“It is a good thing,” I agreed as we made our way along the curving stone pathway leading to the abandoned pavilion. “Unless it scares you so much that you run to the hills.”
“Which is a possibility,” Mr. Etiquette conceded.
I tried to swallow the fear in my throat. “I know.” I squeezed his hand. “I know what I signed up for.”
I know I am seeing a man still cautious as old wounds are only beginning to scar over. A man who finds it hard to trust that the good things in his life will not just disappear. A man who wonders how he was so lucky to find me, a woman who fits him perfectly in so many of the most important ways. This naturally petrifies him because it’s too soon. For many reasons, he is a man living in fear, and I respect and understand this about him.`
Lightning flashed against the clouds. In the South, we always called this colorful display following a day of unbearable humidity, “heat lightning.” There was definitely still heat in the air later as my still moist, bare legs brushed together under my flimsy skirt.
“You might just have to meet the kids when they come out in August,” Mr. Etiquette said after we had gotten back into the car. He tilted his head toward me, giving me a shy grin.
“Uh-oh, I know, scary,” I said, shrugging my shoulders in defeat.
“Last year they met Sarah, and they liked her. They had fun with her,” Mr. E said of the colleague who had previously captured his heart after the divorce but did the disappearing act constantly and would never follow through on her commitments.
“They may not like me then,” I said, twisting the fabric of my skirt in my fingers.
“They know she hurts Papa. Or that she hurt me,” he clarified. “I talk to them about things. Maybe I shouldn’t, but even my 10-year-old said, ‘We never can count on if she’s really coming or isn’t she, can we, Papa?’ during their last visit here. They don’t want me to be with someone who hurts me.” Mr. E looked at me with fondness and more confidence than sometimes sweep across his expressive face when he’s pondering big steps. “So they might have to meet you.”
i knew not to say anything. I just smiled. I didn’t want to act too excited or hopeful, though I was feeling both.
“It’s something to think about,” Mr. E said. I nodded.

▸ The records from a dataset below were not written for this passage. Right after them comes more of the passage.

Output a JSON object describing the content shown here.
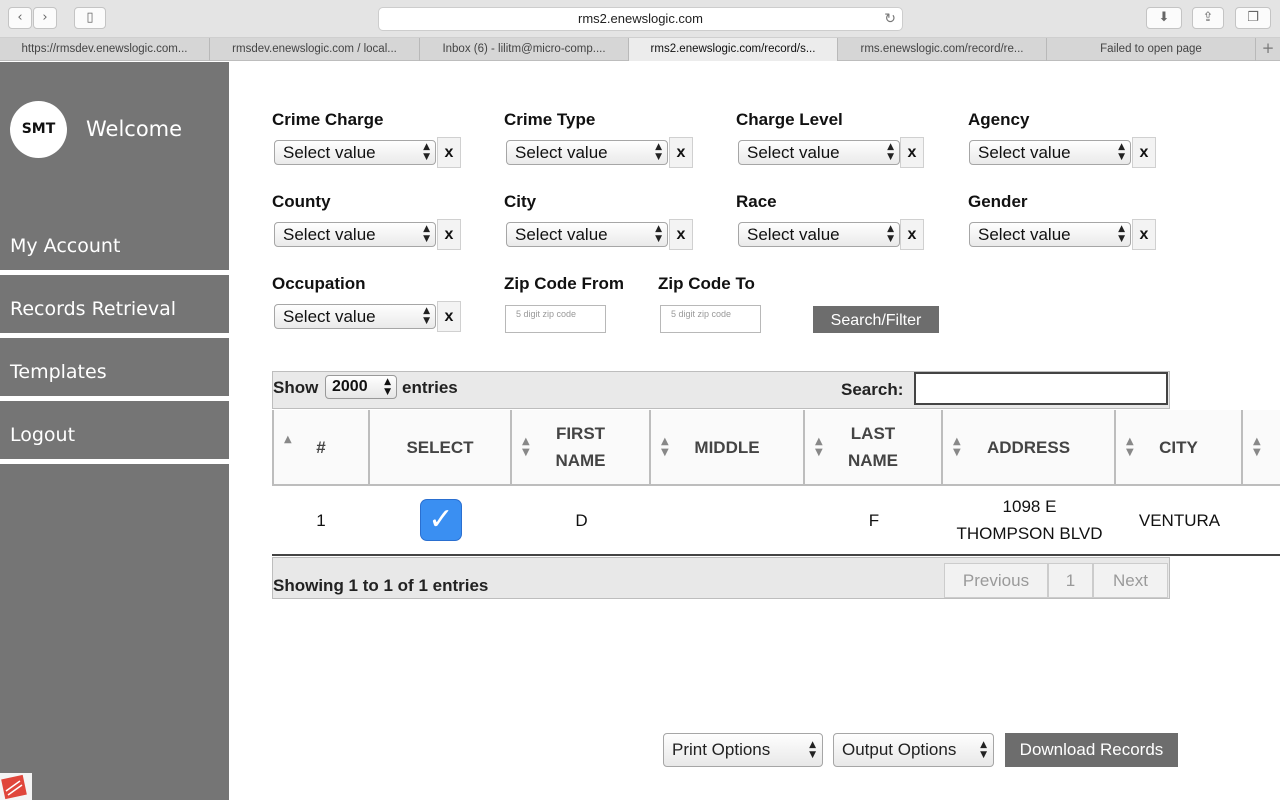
{
  "browser": {
    "url": "rms2.enewslogic.com",
    "tabs": [
      "https://rmsdev.enewslogic.com...",
      "rmsdev.enewslogic.com / local...",
      "Inbox (6) - lilitm@micro-comp....",
      "rms2.enewslogic.com/record/s...",
      "rms.enewslogic.com/record/re...",
      "Failed to open page"
    ],
    "active_tab": 3
  },
  "sidebar": {
    "logo": "SMT",
    "welcome": "Welcome",
    "items": [
      "My Account",
      "Records Retrieval",
      "Templates",
      "Logout"
    ]
  },
  "filters": {
    "crime_charge": {
      "label": "Crime Charge",
      "value": "Select value"
    },
    "crime_type": {
      "label": "Crime Type",
      "value": "Select value"
    },
    "charge_level": {
      "label": "Charge Level",
      "value": "Select value"
    },
    "agency": {
      "label": "Agency",
      "value": "Select value"
    },
    "county": {
      "label": "County",
      "value": "Select value"
    },
    "city": {
      "label": "City",
      "value": "Select value"
    },
    "race": {
      "label": "Race",
      "value": "Select value"
    },
    "gender": {
      "label": "Gender",
      "value": "Select value"
    },
    "occupation": {
      "label": "Occupation",
      "value": "Select value"
    },
    "zip_from": {
      "label": "Zip Code From",
      "placeholder": "5 digit zip code"
    },
    "zip_to": {
      "label": "Zip Code To",
      "placeholder": "5 digit zip code"
    },
    "clear": "x",
    "search_button": "Search/Filter"
  },
  "table": {
    "show_label": "Show",
    "entries_value": "2000",
    "entries_label": "entries",
    "search_label": "Search:",
    "search_value": "",
    "columns": [
      "#",
      "SELECT",
      "FIRST\nNAME",
      "MIDDLE",
      "LAST\nNAME",
      "ADDRESS",
      "CITY"
    ],
    "rows": [
      {
        "num": "1",
        "selected": true,
        "first": "D",
        "middle": "",
        "last": "F",
        "address": "1098 E\nTHOMPSON BLVD",
        "city": "VENTURA"
      }
    ],
    "info": "Showing 1 to 1 of 1 entries",
    "prev": "Previous",
    "page": "1",
    "next": "Next"
  },
  "actions": {
    "print_options": "Print Options",
    "output_options": "Output Options",
    "download": "Download Records"
  }
}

Normally this uncertainty would be driving me wild. The fear of potentially getting hurt in the future might make me cut my losses now and run. When the need arises, I share my concerns and tell him my trepidations. Yet somehow, when he needs his time and space, I find myself patient and accepting. He keeps coming back on his own and letting me further in. There is more satisfaction in this than the alternative: pushing or nagging. He’s worth waiting for, no matter where the path ends.